→ Work task: Search the listing below, and show each line that includes the word "image".

→ Given data:
────────────────────────────────────────

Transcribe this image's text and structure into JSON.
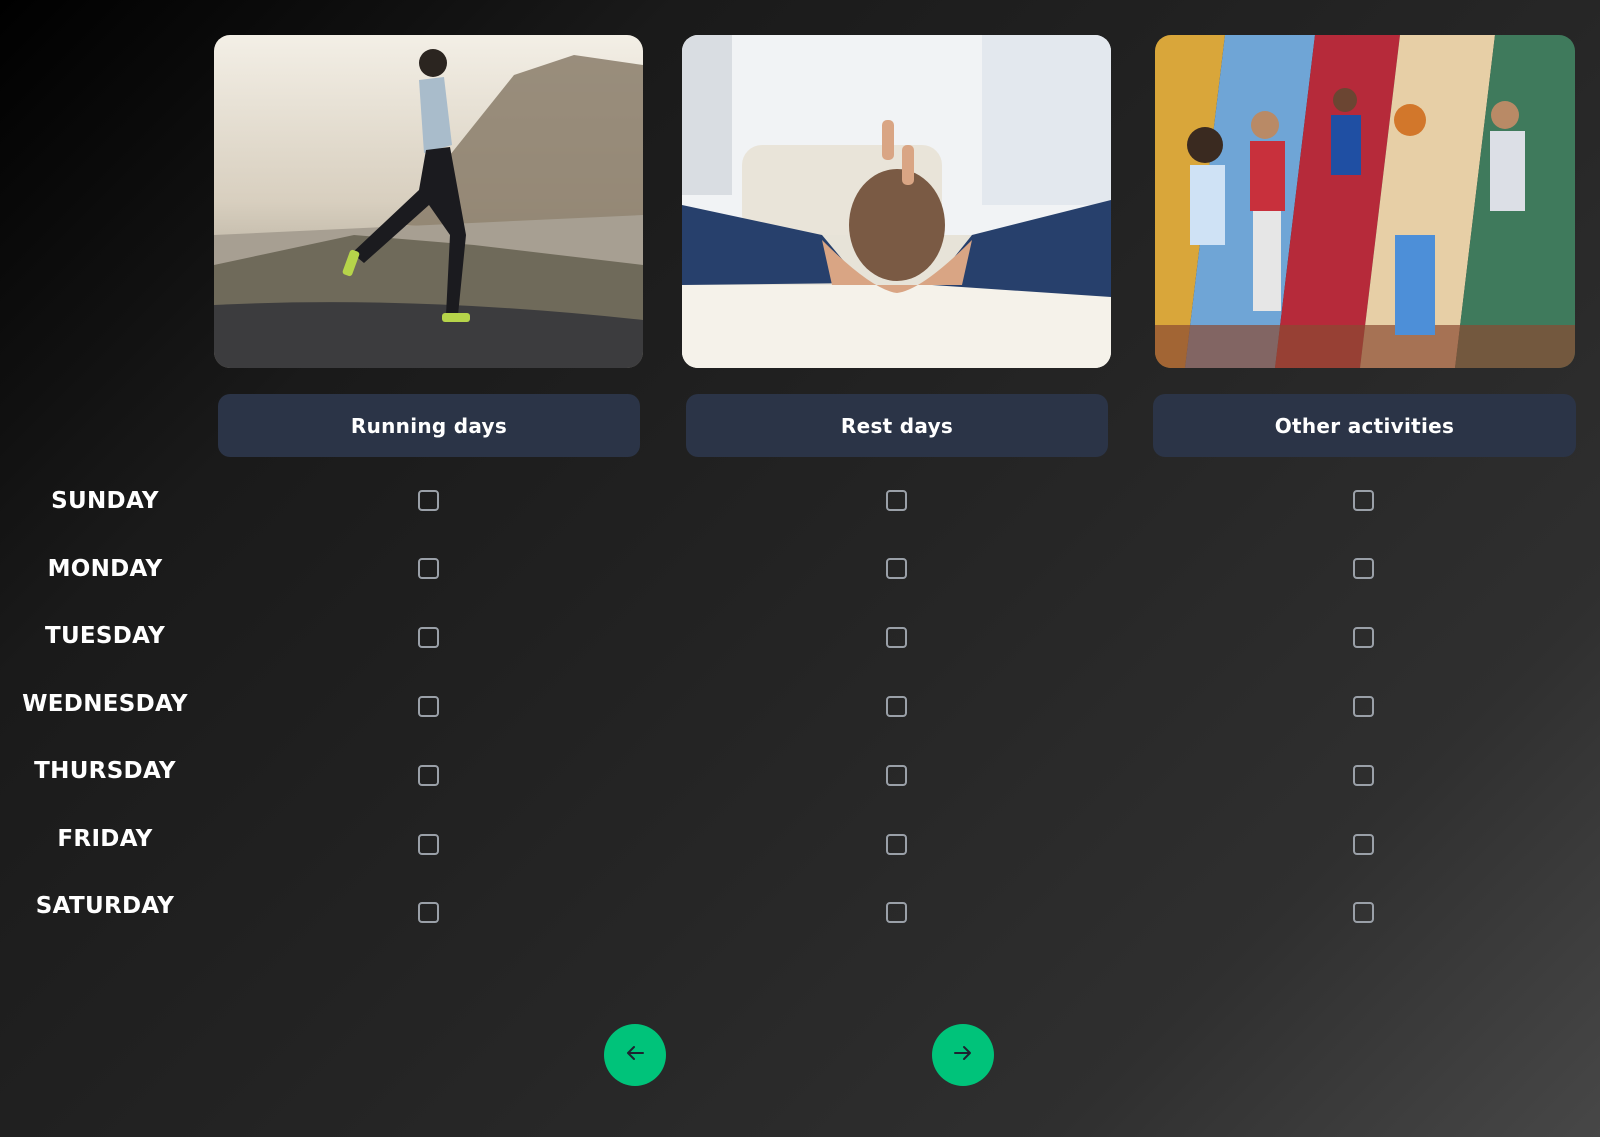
{
  "columns": [
    {
      "id": "running",
      "label": "Running days",
      "image": "runner-photo"
    },
    {
      "id": "rest",
      "label": "Rest days",
      "image": "relaxing-on-sofa-photo"
    },
    {
      "id": "other",
      "label": "Other activities",
      "image": "sports-collage-photo"
    }
  ],
  "days": [
    "SUNDAY",
    "MONDAY",
    "TUESDAY",
    "WEDNESDAY",
    "THURSDAY",
    "FRIDAY",
    "SATURDAY"
  ],
  "checked": {
    "running": [
      false,
      false,
      false,
      false,
      false,
      false,
      false
    ],
    "rest": [
      false,
      false,
      false,
      false,
      false,
      false,
      false
    ],
    "other": [
      false,
      false,
      false,
      false,
      false,
      false,
      false
    ]
  },
  "nav": {
    "prev_icon": "arrow-left-icon",
    "next_icon": "arrow-right-icon"
  },
  "colors": {
    "accent": "#00c37a",
    "header_bg": "#2b3447",
    "checkbox_border": "#9aa0a8"
  }
}
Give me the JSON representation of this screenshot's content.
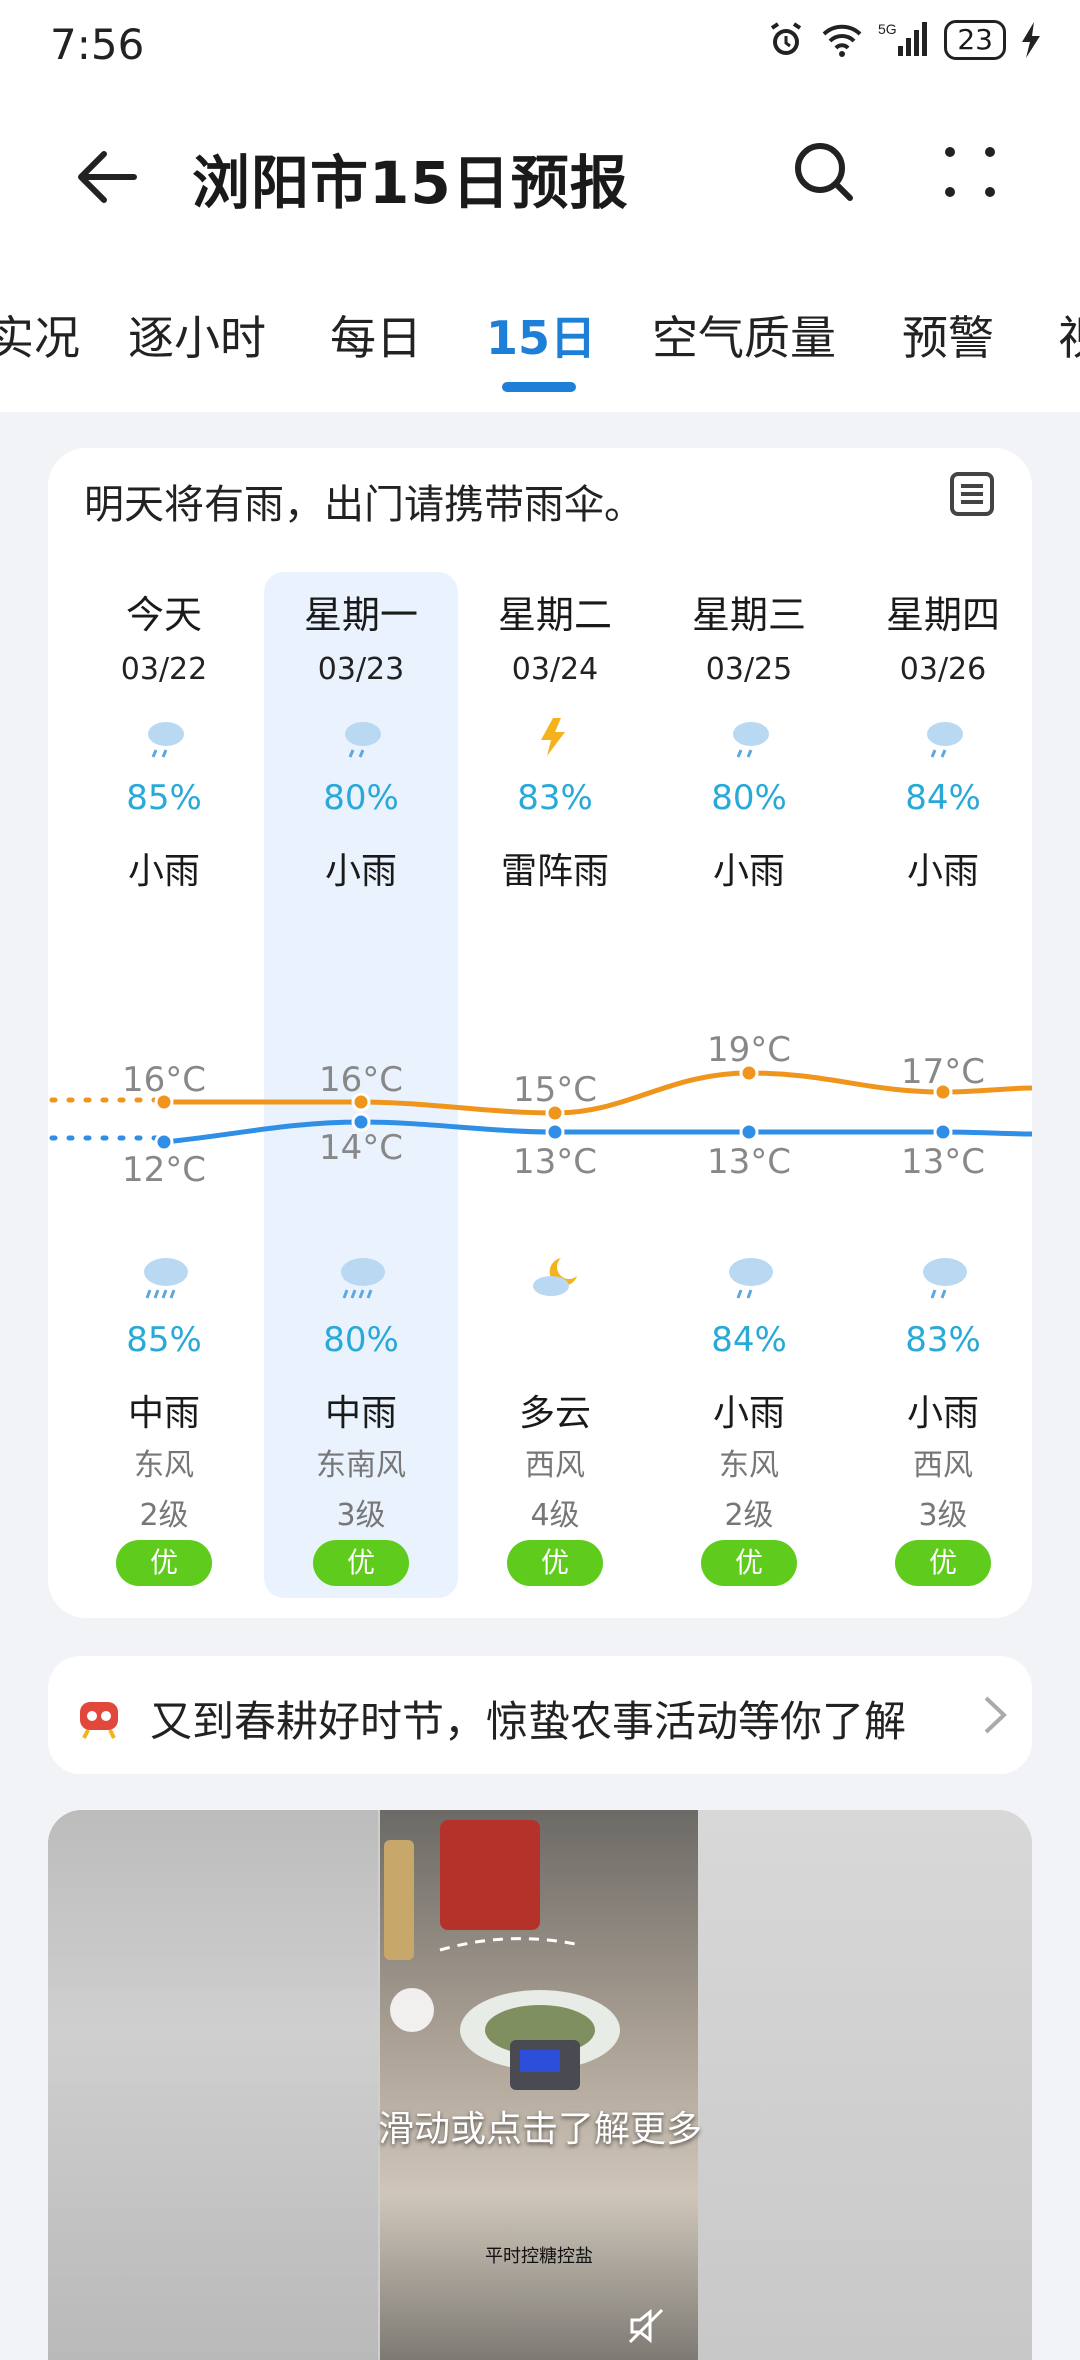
{
  "status": {
    "time": "7:56",
    "battery": "23"
  },
  "header": {
    "title": "浏阳市15日预报"
  },
  "tabs": [
    "实况",
    "逐小时",
    "每日",
    "15日",
    "空气质量",
    "预警",
    "视"
  ],
  "active_tab": "15日",
  "notice": "明天将有雨，出门请携带雨伞。",
  "days": [
    {
      "weekday": "今天",
      "date": "03/22",
      "day_prob": "85%",
      "day_weather": "小雨",
      "high": "16°C",
      "low": "12°C",
      "night_prob": "85%",
      "night_weather": "中雨",
      "wind_dir": "东风",
      "wind_level": "2级",
      "aqi": "优"
    },
    {
      "weekday": "星期一",
      "date": "03/23",
      "day_prob": "80%",
      "day_weather": "小雨",
      "high": "16°C",
      "low": "14°C",
      "night_prob": "80%",
      "night_weather": "中雨",
      "wind_dir": "东南风",
      "wind_level": "3级",
      "aqi": "优"
    },
    {
      "weekday": "星期二",
      "date": "03/24",
      "day_prob": "83%",
      "day_weather": "雷阵雨",
      "high": "15°C",
      "low": "13°C",
      "night_prob": "",
      "night_weather": "多云",
      "wind_dir": "西风",
      "wind_level": "4级",
      "aqi": "优"
    },
    {
      "weekday": "星期三",
      "date": "03/25",
      "day_prob": "80%",
      "day_weather": "小雨",
      "high": "19°C",
      "low": "13°C",
      "night_prob": "84%",
      "night_weather": "小雨",
      "wind_dir": "东风",
      "wind_level": "2级",
      "aqi": "优"
    },
    {
      "weekday": "星期四",
      "date": "03/26",
      "day_prob": "84%",
      "day_weather": "小雨",
      "high": "17°C",
      "low": "13°C",
      "night_prob": "83%",
      "night_weather": "小雨",
      "wind_dir": "西风",
      "wind_level": "3级",
      "aqi": "优"
    }
  ],
  "banner": {
    "text": "又到春耕好时节，惊蛰农事活动等你了解"
  },
  "video": {
    "overlay": "滑动或点击了解更多",
    "caption": "平时控糖控盐"
  },
  "colors": {
    "accent": "#1e7fd8",
    "high_line": "#f0951c",
    "low_line": "#2f8fe6",
    "aqi_good": "#5fcb1d",
    "prob": "#28a9d8"
  }
}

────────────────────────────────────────

→ Exercise output:
Transcribe this image's text and structure into JSON.
      "image": "runner-photo"
      "image": "relaxing-on-sofa-photo"
      "image": "sports-collage-photo"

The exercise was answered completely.